# DATA SUPPLIED:
# # # # #
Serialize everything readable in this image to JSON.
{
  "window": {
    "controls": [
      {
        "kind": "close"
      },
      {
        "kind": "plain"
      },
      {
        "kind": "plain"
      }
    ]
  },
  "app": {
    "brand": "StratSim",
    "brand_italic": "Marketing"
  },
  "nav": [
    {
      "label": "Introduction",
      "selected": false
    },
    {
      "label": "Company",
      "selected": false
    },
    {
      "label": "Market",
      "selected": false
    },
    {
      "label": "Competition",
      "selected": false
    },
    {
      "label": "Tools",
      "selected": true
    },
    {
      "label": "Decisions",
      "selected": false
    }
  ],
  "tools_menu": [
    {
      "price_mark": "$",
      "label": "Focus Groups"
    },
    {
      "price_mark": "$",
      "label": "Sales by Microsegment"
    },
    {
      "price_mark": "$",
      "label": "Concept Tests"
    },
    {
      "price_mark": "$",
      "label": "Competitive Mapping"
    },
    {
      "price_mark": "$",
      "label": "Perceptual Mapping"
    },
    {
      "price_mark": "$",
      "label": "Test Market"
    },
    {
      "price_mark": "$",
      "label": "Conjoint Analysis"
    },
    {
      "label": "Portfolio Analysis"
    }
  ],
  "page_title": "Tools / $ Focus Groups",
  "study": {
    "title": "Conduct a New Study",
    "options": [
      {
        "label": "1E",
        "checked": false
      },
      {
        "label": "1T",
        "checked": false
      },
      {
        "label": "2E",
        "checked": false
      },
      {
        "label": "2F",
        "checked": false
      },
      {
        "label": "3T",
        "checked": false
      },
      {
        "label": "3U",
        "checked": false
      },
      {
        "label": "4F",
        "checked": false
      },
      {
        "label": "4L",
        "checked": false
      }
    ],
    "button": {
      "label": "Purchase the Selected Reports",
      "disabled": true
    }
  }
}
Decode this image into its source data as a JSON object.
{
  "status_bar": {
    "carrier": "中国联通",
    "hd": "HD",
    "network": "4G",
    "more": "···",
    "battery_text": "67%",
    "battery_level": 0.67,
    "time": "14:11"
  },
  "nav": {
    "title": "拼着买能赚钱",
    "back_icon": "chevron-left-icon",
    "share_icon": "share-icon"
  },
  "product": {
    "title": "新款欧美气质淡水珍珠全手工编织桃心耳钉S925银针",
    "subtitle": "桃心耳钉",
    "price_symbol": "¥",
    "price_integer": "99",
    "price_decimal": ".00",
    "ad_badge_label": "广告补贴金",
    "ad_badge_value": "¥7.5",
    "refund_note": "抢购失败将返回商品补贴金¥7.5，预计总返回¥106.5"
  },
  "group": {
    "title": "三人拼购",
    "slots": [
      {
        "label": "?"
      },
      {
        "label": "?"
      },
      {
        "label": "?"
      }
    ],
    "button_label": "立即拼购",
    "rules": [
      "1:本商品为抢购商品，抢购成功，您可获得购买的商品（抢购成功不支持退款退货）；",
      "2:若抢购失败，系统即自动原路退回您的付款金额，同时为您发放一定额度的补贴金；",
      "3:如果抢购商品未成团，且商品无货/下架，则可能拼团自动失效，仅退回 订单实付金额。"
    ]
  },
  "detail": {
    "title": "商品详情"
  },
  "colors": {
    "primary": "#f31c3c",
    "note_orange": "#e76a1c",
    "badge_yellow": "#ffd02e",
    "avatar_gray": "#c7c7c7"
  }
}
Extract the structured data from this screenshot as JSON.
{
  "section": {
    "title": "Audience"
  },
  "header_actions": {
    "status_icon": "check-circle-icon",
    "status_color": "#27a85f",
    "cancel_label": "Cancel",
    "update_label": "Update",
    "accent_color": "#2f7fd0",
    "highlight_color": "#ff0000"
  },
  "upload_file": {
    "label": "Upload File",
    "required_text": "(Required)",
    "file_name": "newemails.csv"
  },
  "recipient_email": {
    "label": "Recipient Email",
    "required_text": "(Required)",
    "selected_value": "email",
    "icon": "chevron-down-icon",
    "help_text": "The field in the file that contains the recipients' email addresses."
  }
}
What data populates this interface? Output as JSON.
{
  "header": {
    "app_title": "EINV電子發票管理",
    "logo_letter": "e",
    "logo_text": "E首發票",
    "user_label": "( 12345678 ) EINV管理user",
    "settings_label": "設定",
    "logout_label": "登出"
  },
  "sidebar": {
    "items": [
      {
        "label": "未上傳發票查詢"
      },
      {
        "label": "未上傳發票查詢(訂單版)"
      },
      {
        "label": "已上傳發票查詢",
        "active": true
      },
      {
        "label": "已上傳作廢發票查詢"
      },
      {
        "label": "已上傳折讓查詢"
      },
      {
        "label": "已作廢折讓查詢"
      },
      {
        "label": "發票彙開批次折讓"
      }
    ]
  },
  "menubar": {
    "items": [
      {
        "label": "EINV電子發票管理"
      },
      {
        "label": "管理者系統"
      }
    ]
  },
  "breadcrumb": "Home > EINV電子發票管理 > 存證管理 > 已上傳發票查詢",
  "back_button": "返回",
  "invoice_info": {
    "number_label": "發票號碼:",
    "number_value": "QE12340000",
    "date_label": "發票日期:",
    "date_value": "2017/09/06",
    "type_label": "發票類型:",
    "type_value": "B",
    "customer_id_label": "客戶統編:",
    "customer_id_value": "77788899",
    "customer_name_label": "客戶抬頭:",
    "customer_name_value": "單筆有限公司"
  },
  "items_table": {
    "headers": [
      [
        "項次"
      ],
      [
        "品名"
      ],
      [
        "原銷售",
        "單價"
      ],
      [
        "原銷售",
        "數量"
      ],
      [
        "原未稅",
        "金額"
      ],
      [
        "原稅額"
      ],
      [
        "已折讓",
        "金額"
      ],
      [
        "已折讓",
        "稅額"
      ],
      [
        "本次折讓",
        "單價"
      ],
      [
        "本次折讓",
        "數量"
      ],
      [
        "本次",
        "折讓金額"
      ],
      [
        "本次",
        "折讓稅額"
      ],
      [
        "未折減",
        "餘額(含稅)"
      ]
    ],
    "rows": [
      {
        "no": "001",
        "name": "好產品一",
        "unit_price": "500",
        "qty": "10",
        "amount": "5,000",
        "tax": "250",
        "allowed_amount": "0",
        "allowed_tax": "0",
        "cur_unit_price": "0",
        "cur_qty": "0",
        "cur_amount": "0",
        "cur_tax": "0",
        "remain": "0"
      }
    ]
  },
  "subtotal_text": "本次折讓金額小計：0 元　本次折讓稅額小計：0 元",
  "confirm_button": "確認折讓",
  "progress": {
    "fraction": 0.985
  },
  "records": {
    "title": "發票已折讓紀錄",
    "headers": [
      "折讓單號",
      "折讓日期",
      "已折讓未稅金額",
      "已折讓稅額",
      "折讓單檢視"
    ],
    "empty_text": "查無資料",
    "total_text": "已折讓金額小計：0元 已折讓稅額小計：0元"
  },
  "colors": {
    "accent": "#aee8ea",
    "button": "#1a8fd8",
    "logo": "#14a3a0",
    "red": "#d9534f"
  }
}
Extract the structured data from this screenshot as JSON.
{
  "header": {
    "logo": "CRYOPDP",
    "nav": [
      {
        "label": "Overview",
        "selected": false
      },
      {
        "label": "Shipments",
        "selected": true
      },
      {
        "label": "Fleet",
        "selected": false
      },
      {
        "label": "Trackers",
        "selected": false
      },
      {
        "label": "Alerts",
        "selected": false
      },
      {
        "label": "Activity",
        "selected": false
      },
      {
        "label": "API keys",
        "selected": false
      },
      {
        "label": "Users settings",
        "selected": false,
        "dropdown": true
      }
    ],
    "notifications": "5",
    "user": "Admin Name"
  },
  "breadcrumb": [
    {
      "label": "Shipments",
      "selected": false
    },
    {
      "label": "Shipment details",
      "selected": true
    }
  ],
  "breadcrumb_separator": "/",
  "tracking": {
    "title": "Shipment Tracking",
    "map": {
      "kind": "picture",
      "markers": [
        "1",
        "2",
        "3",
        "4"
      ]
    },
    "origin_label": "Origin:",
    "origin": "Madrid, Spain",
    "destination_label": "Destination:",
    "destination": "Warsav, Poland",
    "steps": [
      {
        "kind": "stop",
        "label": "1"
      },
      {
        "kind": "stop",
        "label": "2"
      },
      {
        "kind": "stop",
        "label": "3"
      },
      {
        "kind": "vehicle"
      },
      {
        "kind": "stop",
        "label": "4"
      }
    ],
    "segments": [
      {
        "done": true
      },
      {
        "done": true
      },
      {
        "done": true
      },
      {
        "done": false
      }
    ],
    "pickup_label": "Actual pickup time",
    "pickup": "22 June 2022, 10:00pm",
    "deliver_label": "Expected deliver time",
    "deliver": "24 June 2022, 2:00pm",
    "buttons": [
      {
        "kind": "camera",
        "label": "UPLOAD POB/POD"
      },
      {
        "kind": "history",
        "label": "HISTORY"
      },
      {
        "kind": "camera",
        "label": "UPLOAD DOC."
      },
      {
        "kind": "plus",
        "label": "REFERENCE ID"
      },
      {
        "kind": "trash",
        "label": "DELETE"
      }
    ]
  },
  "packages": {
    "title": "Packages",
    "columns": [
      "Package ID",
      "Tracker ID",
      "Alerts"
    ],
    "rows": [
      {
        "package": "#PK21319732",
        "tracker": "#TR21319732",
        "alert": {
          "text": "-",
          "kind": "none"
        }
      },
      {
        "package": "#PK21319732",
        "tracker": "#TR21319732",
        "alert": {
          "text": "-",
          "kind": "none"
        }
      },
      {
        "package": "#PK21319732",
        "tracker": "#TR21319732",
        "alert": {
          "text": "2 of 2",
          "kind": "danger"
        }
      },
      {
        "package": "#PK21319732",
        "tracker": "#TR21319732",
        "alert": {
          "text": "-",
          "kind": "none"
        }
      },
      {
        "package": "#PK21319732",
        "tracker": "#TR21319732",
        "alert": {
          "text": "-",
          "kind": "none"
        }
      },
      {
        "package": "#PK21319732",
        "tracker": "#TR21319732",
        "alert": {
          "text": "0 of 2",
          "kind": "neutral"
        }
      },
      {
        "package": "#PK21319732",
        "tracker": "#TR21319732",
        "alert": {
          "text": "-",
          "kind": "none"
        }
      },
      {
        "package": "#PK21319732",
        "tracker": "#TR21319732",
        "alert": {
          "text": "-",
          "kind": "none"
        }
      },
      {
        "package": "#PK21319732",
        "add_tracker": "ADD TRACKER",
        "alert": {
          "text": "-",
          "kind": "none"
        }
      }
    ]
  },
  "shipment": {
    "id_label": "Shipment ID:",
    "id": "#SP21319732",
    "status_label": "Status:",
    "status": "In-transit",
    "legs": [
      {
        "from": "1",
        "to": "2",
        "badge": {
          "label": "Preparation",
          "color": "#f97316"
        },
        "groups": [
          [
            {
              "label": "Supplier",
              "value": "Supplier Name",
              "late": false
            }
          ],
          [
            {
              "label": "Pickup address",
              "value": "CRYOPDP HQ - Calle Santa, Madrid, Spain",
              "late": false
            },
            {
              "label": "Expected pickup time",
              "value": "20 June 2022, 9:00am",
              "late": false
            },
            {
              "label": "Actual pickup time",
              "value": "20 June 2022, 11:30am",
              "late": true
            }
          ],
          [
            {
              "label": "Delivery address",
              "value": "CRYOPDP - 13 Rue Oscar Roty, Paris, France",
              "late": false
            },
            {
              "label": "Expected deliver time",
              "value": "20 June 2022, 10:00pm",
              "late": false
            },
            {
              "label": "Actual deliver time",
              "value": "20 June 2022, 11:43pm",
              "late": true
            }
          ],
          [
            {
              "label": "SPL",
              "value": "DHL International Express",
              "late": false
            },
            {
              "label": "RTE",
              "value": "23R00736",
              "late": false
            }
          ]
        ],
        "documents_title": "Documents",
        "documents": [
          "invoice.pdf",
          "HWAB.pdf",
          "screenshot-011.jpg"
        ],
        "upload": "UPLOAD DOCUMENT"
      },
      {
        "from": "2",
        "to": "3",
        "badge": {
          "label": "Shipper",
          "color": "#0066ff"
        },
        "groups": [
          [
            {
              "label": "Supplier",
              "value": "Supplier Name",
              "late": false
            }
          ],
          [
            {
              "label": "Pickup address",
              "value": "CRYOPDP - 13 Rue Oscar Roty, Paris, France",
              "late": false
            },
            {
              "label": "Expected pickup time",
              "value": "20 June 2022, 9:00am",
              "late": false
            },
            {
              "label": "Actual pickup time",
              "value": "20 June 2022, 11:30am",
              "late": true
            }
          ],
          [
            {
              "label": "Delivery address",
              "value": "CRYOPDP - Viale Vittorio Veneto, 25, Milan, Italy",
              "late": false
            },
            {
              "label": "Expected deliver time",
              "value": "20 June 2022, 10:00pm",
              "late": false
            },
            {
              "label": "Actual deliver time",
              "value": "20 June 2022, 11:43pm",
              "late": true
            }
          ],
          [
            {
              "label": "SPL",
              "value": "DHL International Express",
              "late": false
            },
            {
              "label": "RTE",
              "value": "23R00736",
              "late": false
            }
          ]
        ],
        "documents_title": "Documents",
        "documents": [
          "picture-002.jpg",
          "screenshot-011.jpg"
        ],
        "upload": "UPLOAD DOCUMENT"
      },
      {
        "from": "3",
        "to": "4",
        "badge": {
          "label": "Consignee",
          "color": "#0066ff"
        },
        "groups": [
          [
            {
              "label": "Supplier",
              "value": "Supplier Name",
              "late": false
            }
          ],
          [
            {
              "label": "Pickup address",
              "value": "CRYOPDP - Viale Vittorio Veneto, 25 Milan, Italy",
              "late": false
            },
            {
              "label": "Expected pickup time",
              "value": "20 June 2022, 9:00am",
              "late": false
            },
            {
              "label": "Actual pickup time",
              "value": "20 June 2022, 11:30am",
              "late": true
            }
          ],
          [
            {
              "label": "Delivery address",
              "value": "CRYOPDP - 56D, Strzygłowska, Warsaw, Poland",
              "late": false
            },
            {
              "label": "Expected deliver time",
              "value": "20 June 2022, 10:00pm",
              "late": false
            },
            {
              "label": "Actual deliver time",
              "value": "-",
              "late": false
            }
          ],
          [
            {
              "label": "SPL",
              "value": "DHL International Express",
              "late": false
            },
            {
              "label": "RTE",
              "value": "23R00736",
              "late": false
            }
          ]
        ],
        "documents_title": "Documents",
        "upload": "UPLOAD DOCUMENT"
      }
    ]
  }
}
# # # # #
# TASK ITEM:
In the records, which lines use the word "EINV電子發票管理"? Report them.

# SOLVED PROBLEM:
    "app_title": "EINV電子發票管理",
        "label": "EINV電子發票管理"
  "breadcrumb": "Home > EINV電子發票管理 > 存證管理 > 已上傳發票查詢",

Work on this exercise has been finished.